More details of the bloodbath emerged, with Orlando Police Chief John Mina saying Mateen was "cool and calm" during phone calls with police negotiators. But the chief said he decided to send the SWAT team in and bash through a wall after Mateen holed up with hostages in a bathroom and began to talk about bombs and an explosive vest.
"We knew there would be an imminent loss of life," Mina said. As it turned out, Mateen had no explosives with him.
In Orlando, mourners piled bouquets around a makeshift memorial, and people broke down in tears and held their hands to their faces while passing through the growing collection of flowers, candles and signs about a mile from the site of the massacre.
"We will not be defined by the act of a cowardly hater," vowed Mayor Buddy Dyer, whose city of a quarter-million people is known around the globe as the home of Walt Disney World and other theme parks.
The tragedy hit the city's gay and Hispanic communities especially hard. It was Latino Night at the club when the attack occurred.
"As the names come out, they are overwhelmingly Latino and Hispanic names," said Christina Hernandez, a Hispanic activist. "These were not just victims of the LBGT community, but of the Hispanic community, as well. This was senseless bloodshed."
Five of the wounded were reported in grave condition, meaning the death toll could rise and a call has gone out for blood donations.
Mateen's grasp of the differences between Islamic extremist groups appeared shaky.
During three calls with 911 dispatchers, Mateen not only professed allegiance to the Islamic State but also expressed solidarity with a suicide bomber from the Syrian rebel group Nusra Front, and a few years ago he claimed connections to Hezbollah, too — both ISIS enemies, according to Comey.
The FBI became aware of Mateen in 2013 when co-workers reported that the private security guard claimed to have family connections to al-Qaida and to be a member of Hezbollah, too, Comey said. He was also quoted as saying he hoped law enforcement would raid his apartment and assault his wife and child so that he could martyr himself.
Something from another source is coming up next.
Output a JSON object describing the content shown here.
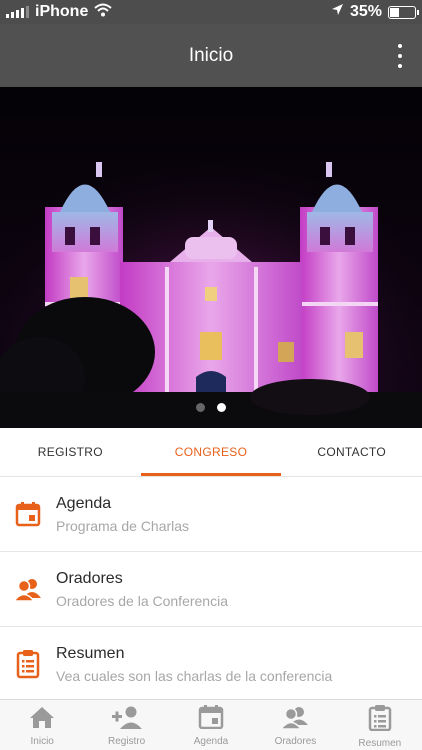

The FBI launched a 10-month preliminary investigation, following Mateen, reviewing his communications and questioning him, the FBI chief said. Mateen claimed he made the remarks in anger because co-workers were teasing him and discriminating against him as a Muslim, and the FBI eventually closed the case, Comey said.
His name surfaced again as part of another investigation into the Nusra Front bomber. The FBI found Mateen and the man had attended the same mosque and knew each other casually, but the investigation turned up "no ties of any consequence," Comey said.
Mateen was added to a terror watch list in 2013 when he was investigated, but was taken off it soon after the matter was closed, according to Comey.
People who are in that database are not automatically barred from buying guns, and in any case Mateen purchased his weapons in June, long after he was removed from the list.
The Islamic State's radio hailed the attack and called Mateen "one of the soldiers of the caliphate in America." But it gave no indication the group planned or knew of the attack beforehand.
Counterterrorism experts have been warning in the past few years about the danger of so-called lone wolf attackers who act in sympathy with extremist groups like the Islamic State but are not directed by them.
Mateen's father, Seddique Mir Mateen, told reporters that the massacre was "the act of a terrorist," and added: "I apologize for what my son did. I am as sad and mad as you guys are."
He wouldn't go into details about any religious or political views his son held, saying he didn't know. Asked whether he missed his son, he said: "I don't miss anything about him. What he did was against humanity."
Associated Press writers Eric Tucker in Washington, Allen Breed, Mike Schneider and Tamara Lush in Orlando and photographers Chris O'Meara in Orlando and Alan Diaz in Fort Pierce, Florida, contributed to this report.